Every major event in history spawns its own set of words and phrases that become indelibly attached. The Vietnam War for example gave us ‘carpet bombing’, ‘napalm’, ‘agent orange’ and the ‘Viet Cong’, to name just a few. They are often emotive words or phrases that forever define the period and are archived for generations to come. Likewise the current pandemic has thrown up a lexicon of everyday words that dominate media and daily conversation.
2020 will certainly be remembered for a global virus that shook the world but also for an upheaval in American politics that could have ramifications for decades to come. Combine the two and you discover a bizarre and at times troubling world of catch phrases, hidden meaning and political jive talk. Here then is a brief ‘lexicon of lunacy’, perhaps best read if you have black hair dye running down the side of your face (metaphorically speaking that is).
Super Spreader: A person who spreads Coronavirus throughout the community, often as a failure to observe simple social distancing and masking up. In Trump’s case, the amount of butter and maple syrup he smothers on his hotcakes in the morning adding to his increasing obesity.
Super Spreader Event: A gathering where people fail to observe normal COVID prevention protocols like any get-together of the extended Trump family. Donald Trump Jnr has just tested positive and we have to ask – who will be next?
Fake News: Originally favoured by Trump to describe any adverse print or electronic media, it’s now a convenient way to dismiss anything you disagree with including the patently obvious.
Make America Rake Again: The consequence of advertising a press conference at the ‘Four Seasons’, only to reveal it’s actually a garden centre and not a five star hotel. Even worse when the garden centre is situated between an adult bookshop and a crematorium. It’s enough to make Rudy Guiliani cry tears of black hair dye.
Constitutional Rights: The right not to wear a mask during a pandemic and challenge anybody who insists you do with an automatic weapon.
“Covid, Covid, Covid!”: An exclamation often made by psychopaths and narcissists when they realise the pandemic is diverting attention from themselves.
“Stand back and stand by”: The war cry of the white supremacist Proud Boys but also an etiquette to be observed when you have just ordered in a Maccas or KFC.
“Pole Watchers”: Whoops they really meant “poll watchers” but that’s the kind of spelling mistake that happens when Rudy Guiliani is directing your legal team in challenging the election result. Then again, who could be bothered scrutineering votes when the real action is at the local strip club.
“Fired like a dog”, “Dumped like a dog” and “Dropped like a dog”: All phrases used by Trump to describe his endless purging of staff and government officials. Ironically he is one of the few Presidents not to have an actual dog in the White House – at least not since Steve Bannon was sacked. Woof, woof!

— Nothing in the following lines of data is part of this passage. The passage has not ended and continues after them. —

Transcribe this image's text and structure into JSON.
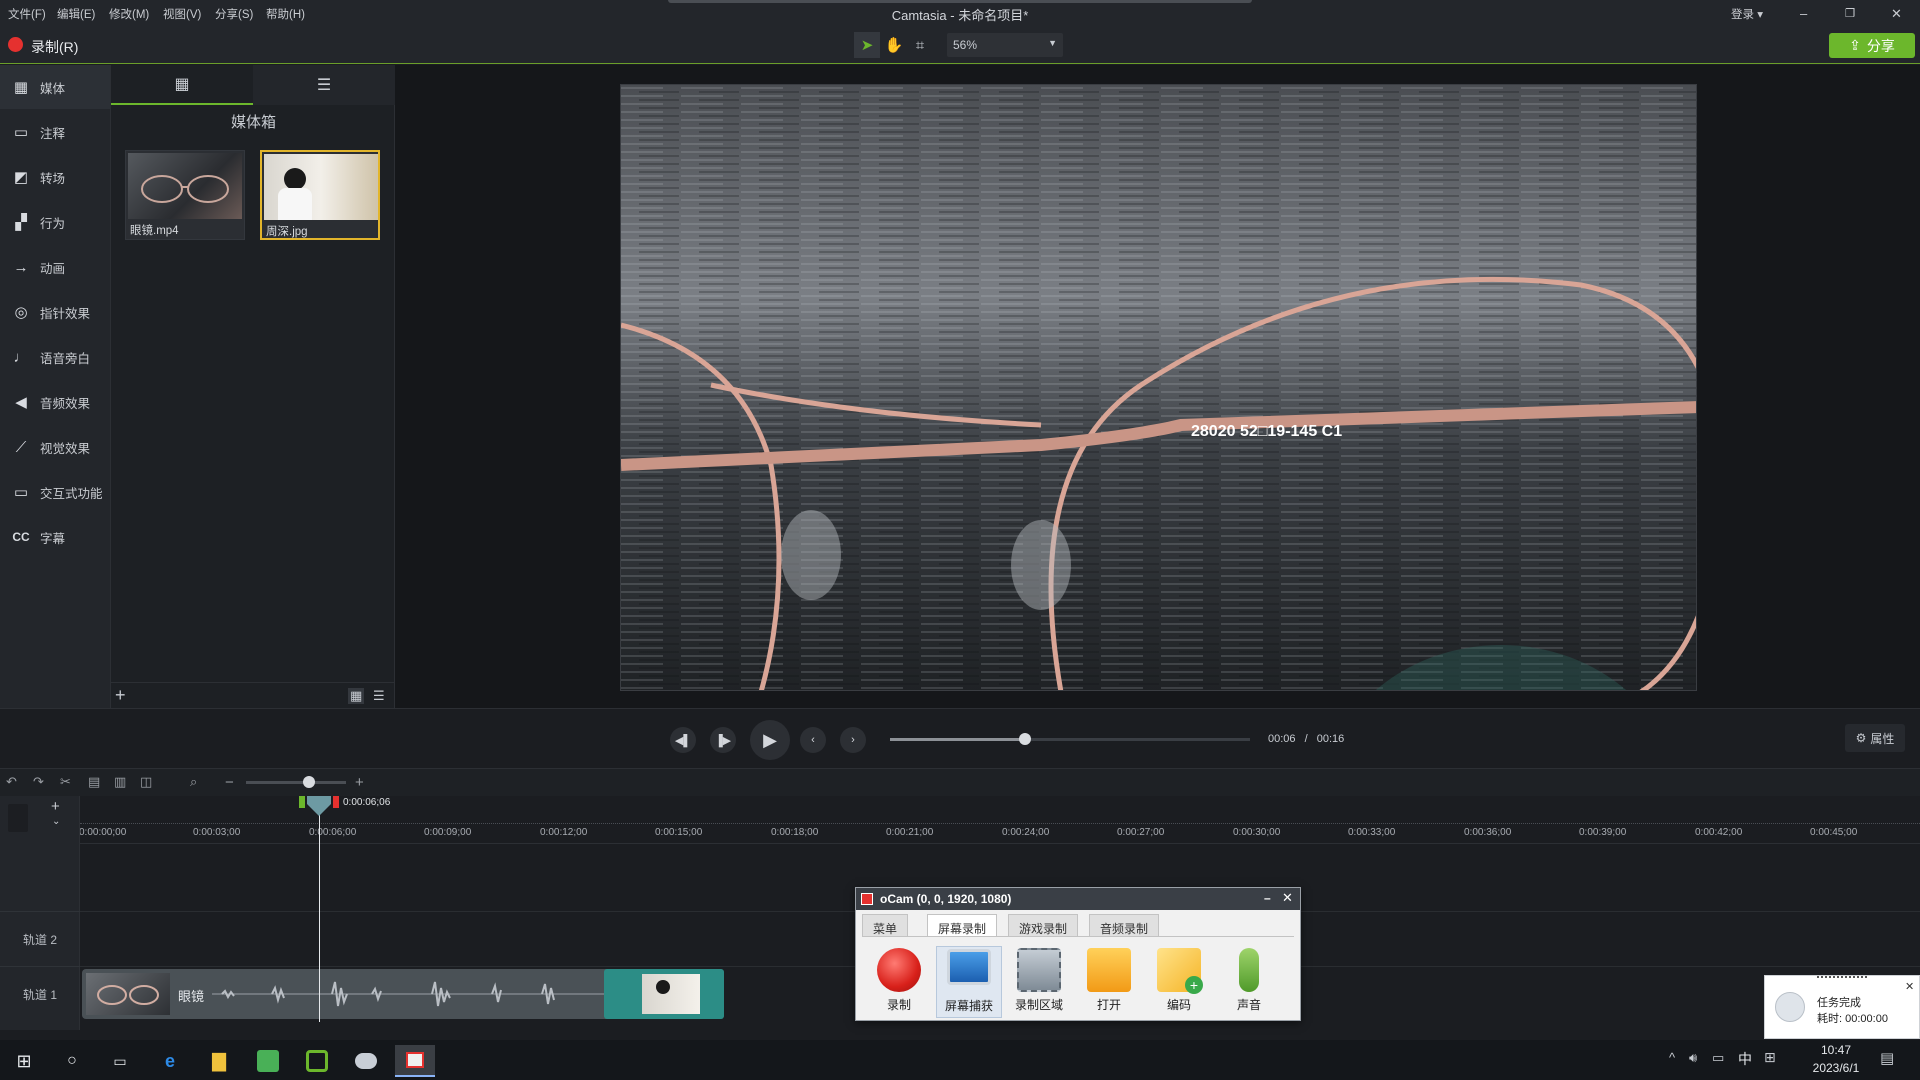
{
  "menubar": {
    "items": [
      "文件(F)",
      "编辑(E)",
      "修改(M)",
      "视图(V)",
      "分享(S)",
      "帮助(H)"
    ],
    "title": "Camtasia - 未命名项目*",
    "login": "登录 ▾",
    "window_controls": [
      "–",
      "❐",
      "✕"
    ]
  },
  "toolbar": {
    "record_label": "录制(R)",
    "zoom_value": "56%",
    "share_label": "分享"
  },
  "sidebar": {
    "items": [
      {
        "label": "媒体",
        "icon": "film-icon"
      },
      {
        "label": "注释",
        "icon": "annotation-icon"
      },
      {
        "label": "转场",
        "icon": "transition-icon"
      },
      {
        "label": "行为",
        "icon": "behavior-icon"
      },
      {
        "label": "动画",
        "icon": "animation-icon"
      },
      {
        "label": "指针效果",
        "icon": "cursor-effect-icon"
      },
      {
        "label": "语音旁白",
        "icon": "microphone-icon"
      },
      {
        "label": "音频效果",
        "icon": "speaker-icon"
      },
      {
        "label": "视觉效果",
        "icon": "magic-wand-icon"
      },
      {
        "label": "交互式功能",
        "icon": "interactive-icon"
      },
      {
        "label": "字幕",
        "icon": "cc-icon"
      }
    ]
  },
  "media_bin": {
    "title": "媒体箱",
    "items": [
      {
        "name": "眼镜.mp4"
      },
      {
        "name": "周深.jpg"
      }
    ]
  },
  "player": {
    "current_time": "00:06",
    "separator": "/",
    "total_time": "00:16",
    "progress_fraction": 0.375,
    "properties_label": "属性"
  },
  "timeline": {
    "playhead_time": "0:00:06;06",
    "ticks": [
      "0:00:00;00",
      "0:00:03;00",
      "0:00:06;00",
      "0:00:09;00",
      "0:00:12;00",
      "0:00:15;00",
      "0:00:18;00",
      "0:00:21;00",
      "0:00:24;00",
      "0:00:27;00",
      "0:00:30;00",
      "0:00:33;00",
      "0:00:36;00",
      "0:00:39;00",
      "0:00:42;00",
      "0:00:45;00"
    ],
    "tracks": [
      "轨道 2",
      "轨道 1"
    ],
    "clip_label": "眼镜"
  },
  "preview": {
    "overlay_text": "28020 52□19-145 C1"
  },
  "ocam": {
    "title": "oCam (0, 0, 1920, 1080)",
    "tabs": [
      "菜单",
      "屏幕录制",
      "游戏录制",
      "音频录制"
    ],
    "buttons": [
      "录制",
      "屏幕捕获",
      "录制区域",
      "打开",
      "编码",
      "声音"
    ]
  },
  "toast": {
    "title": "任务完成",
    "detail": "耗时: 00:00:00"
  },
  "taskbar": {
    "clock_time": "10:47",
    "clock_date": "2023/6/1",
    "ime": "中"
  },
  "colors": {
    "accent_green": "#6cb72c",
    "record_red": "#e5312f",
    "clip_teal": "#2c8d86"
  }
}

“Standing Up For What’s Right” – The recently adopted new slogan of Fox News. It should of course read “Standing Up For What’s Far Right And Just Plains Bonkers” although its many viewers might fail to get the joke.
And finally the Collins Dictionary has chosen ‘Lockdown’ as its word of the year for 2020. A poor choice as it’s a word many of us never want to hear again, a bit like ‘Selfie’ which the Oxford Dictionary nominated in 2013. Trump and COVID have become irrevocably linked in 2020, for nearly all the wrong reasons and the word of the year should surely encapsulate the two.
The acronym ‘MAGA’ has been everywhere. Even our own Pete Evans has adopted it and a recent pro Trump demonstration in Sydney gave it prominence. It lends itself to all kinds of variations that relate to Trump’s handling of the COVID crisis, like “Massacre All Geriatric Americans”, “Manipulate All Gullible Americans” and “Most Arrogant Gasbag Anywhere”. Sad to say it’s the real word of the year for 2020 and might take a long, long time to go away.